Objective - Winter sports continue to be a popular form of recreation, but few studies have focused on serious injuries. The objectives of this study were to evaluate the major morbidity associated with downhill skiing, snowboarding, and sledding and to determine the incidence of serious injuries sustained while downhill skiing and snowboarding. Methods - State trauma registry data from the 1992-93 through 1998-99 ski seasons on all snow sports participants transported to tertiary trauma hospitals in Oregon were analyzed. Results - Of 132 patients, 80% were male and 20% were female, with a mean age of 30.4 ± 15.6 for skiers, 24.1 ± 10.5 for snowboarders, and 18.8 ± 11.9 for sledders. The mean Injury Severity Score was 12.3 ± 7.6 for skiers, 10.3 ± 7.4 for snowboarders, and 12.8 ± 8.5 for sledders. Head injuries accounted for 55% of sledding injuries and 39% of all injuries. Skiers and snowboarders were less likely to have head injuries than sledders (odds ratio [OR] = 0.45; 95% CI, 0.21 to 0.98). A higher proportion of injuries sustained by snowboarders were due to falls from heights (29%) compared with injuries sustained by skiers or sledders (OR = 4.8; 95% CI, 1.6 to 13.7). Sledders were more likely to be injured during collisions than were skiers or snowboarders (OR = 16.7; 95% CI, 5.8 to 47.6). The incidence of serious skiing and snowboarding injuries was 6.4 injuries per million visits. There were 4 deaths (3%), 1 each from snowboarding and skiing (head injuries) and 2 from sledding (1 from head and 1 from head and thoracic injuries). Conclusions - Serious snow sports injuries are rare but potentially debilitating. Head injuries account for the majority of deaths and functional impairment.

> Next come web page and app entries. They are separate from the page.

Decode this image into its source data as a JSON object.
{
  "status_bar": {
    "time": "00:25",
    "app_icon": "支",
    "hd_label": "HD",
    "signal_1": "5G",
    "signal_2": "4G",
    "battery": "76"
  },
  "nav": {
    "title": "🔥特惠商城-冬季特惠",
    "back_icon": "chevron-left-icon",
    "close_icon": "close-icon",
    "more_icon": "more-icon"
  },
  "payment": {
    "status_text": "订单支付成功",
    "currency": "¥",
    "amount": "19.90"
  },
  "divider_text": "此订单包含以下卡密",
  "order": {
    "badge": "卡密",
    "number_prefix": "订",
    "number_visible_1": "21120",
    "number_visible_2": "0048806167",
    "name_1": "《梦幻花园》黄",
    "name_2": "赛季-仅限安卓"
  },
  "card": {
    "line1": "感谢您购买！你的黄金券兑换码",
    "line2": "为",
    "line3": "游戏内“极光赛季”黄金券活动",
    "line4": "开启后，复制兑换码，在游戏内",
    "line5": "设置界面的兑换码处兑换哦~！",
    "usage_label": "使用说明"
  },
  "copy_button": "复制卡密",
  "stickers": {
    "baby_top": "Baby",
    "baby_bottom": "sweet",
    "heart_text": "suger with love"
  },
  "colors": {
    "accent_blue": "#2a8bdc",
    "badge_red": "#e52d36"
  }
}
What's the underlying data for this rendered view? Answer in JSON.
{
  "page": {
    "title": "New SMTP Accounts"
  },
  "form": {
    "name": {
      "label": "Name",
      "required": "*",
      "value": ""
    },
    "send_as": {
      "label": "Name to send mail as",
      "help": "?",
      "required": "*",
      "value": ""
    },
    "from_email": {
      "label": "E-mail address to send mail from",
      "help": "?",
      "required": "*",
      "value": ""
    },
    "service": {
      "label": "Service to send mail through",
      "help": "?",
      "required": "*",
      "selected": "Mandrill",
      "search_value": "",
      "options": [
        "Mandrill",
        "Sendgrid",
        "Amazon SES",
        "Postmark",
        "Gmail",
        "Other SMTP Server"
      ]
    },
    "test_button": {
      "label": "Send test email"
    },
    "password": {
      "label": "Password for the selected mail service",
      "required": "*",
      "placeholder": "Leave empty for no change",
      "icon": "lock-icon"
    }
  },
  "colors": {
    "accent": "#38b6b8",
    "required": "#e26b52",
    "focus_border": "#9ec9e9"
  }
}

|Original language||English (US)|
|Number of pages||5|
|Journal||Wilderness and Environmental Medicine|
|State||Published - 2002|
ASJC Scopus subject areas
- Emergency Medicine
- Public Health, Environmental and Occupational Health